Work to be completed. Output the entries underneath exactly as they are.

==== Dataset extract

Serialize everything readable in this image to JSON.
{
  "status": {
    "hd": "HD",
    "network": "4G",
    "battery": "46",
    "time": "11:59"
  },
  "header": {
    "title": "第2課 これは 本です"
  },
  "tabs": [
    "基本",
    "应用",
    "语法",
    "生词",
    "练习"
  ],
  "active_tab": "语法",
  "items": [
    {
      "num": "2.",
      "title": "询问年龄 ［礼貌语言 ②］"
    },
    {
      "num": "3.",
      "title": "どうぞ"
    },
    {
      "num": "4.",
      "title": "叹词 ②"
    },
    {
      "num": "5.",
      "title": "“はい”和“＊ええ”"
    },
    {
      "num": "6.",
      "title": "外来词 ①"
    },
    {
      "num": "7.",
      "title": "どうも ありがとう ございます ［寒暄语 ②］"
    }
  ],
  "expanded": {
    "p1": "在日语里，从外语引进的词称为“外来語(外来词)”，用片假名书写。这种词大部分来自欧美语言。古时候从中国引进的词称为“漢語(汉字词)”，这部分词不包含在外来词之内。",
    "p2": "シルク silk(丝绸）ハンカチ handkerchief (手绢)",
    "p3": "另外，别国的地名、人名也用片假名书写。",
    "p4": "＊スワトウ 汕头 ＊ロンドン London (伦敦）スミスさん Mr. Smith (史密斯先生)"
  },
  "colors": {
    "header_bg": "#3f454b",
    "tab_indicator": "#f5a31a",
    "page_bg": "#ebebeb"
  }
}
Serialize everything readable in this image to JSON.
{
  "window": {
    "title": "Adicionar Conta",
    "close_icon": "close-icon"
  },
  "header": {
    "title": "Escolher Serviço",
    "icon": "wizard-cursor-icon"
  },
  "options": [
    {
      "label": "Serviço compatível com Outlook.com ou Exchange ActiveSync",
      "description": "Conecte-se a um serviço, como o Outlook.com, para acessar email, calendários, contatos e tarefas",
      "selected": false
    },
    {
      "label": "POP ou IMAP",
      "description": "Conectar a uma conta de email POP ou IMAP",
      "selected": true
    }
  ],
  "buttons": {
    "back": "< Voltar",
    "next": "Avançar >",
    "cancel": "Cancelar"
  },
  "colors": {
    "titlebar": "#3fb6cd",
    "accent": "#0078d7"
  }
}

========

Response to this exercise.
Serialize everything readable in this image to JSON.
{
  "status": {
    "hd": "HD",
    "network": "4G",
    "battery": "46",
    "time": "11:59"
  },
  "header": {
    "title": "第2課 これは 本です"
  },
  "tabs": [
    "基本",
    "应用",
    "语法",
    "生词",
    "练习"
  ],
  "active_tab": "语法",
  "items": [
    {
      "num": "2.",
      "title": "询问年龄 ［礼貌语言 ②］"
    },
    {
      "num": "3.",
      "title": "どうぞ"
    },
    {
      "num": "4.",
      "title": "叹词 ②"
    },
    {
      "num": "5.",
      "title": "“はい”和“＊ええ”"
    },
    {
      "num": "6.",
      "title": "外来词 ①"
    },
    {
      "num": "7.",
      "title": "どうも ありがとう ございます ［寒暄语 ②］"
    }
  ],
  "expanded": {
    "p1": "在日语里，从外语引进的词称为“外来語(外来词)”，用片假名书写。这种词大部分来自欧美语言。古时候从中国引进的词称为“漢語(汉字词)”，这部分词不包含在外来词之内。",
    "p2": "シルク silk(丝绸）ハンカチ handkerchief (手绢)",
    "p3": "另外，别国的地名、人名也用片假名书写。",
    "p4": "＊スワトウ 汕头 ＊ロンドン London (伦敦）スミスさん Mr. Smith (史密斯先生)"
  },
  "colors": {
    "header_bg": "#3f454b",
    "tab_indicator": "#f5a31a",
    "page_bg": "#ebebeb"
  }
}
Serialize everything readable in this image to JSON.
{
  "window": {
    "title": "Adicionar Conta",
    "close_icon": "close-icon"
  },
  "header": {
    "title": "Escolher Serviço",
    "icon": "wizard-cursor-icon"
  },
  "options": [
    {
      "label": "Serviço compatível com Outlook.com ou Exchange ActiveSync",
      "description": "Conecte-se a um serviço, como o Outlook.com, para acessar email, calendários, contatos e tarefas",
      "selected": false
    },
    {
      "label": "POP ou IMAP",
      "description": "Conectar a uma conta de email POP ou IMAP",
      "selected": true
    }
  ],
  "buttons": {
    "back": "< Voltar",
    "next": "Avançar >",
    "cancel": "Cancelar"
  },
  "colors": {
    "titlebar": "#3fb6cd",
    "accent": "#0078d7"
  }
}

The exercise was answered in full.